§ What is being asked: Pick each line containing "upfront" out of the records.
(Given data begins)
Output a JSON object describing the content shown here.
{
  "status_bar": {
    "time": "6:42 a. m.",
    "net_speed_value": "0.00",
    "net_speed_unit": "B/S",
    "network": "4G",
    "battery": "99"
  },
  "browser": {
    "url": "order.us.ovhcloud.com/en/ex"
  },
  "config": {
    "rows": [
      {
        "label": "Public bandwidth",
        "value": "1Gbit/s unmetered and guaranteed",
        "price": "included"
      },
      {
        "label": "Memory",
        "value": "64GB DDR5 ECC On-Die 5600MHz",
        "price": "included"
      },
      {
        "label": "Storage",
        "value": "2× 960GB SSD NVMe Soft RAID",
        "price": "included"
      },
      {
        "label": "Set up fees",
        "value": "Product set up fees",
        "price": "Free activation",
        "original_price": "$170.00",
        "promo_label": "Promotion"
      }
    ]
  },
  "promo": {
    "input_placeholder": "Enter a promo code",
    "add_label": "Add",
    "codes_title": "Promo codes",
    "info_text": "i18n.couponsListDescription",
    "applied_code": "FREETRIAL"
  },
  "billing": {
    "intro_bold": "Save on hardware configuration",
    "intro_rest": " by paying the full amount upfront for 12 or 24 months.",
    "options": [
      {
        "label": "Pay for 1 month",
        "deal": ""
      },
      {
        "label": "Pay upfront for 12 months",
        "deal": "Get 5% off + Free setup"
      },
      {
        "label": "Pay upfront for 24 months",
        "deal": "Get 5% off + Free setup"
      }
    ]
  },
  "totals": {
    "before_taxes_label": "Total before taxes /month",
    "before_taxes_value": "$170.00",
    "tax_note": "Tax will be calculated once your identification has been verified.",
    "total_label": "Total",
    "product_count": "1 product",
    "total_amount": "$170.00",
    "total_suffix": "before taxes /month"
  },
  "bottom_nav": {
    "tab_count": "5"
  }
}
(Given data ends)
§ Problem solution:
    "intro_rest": " by paying the full amount upfront for 12 or 24 months.",
        "label": "Pay upfront for 12 months",
        "label": "Pay upfront for 24 months",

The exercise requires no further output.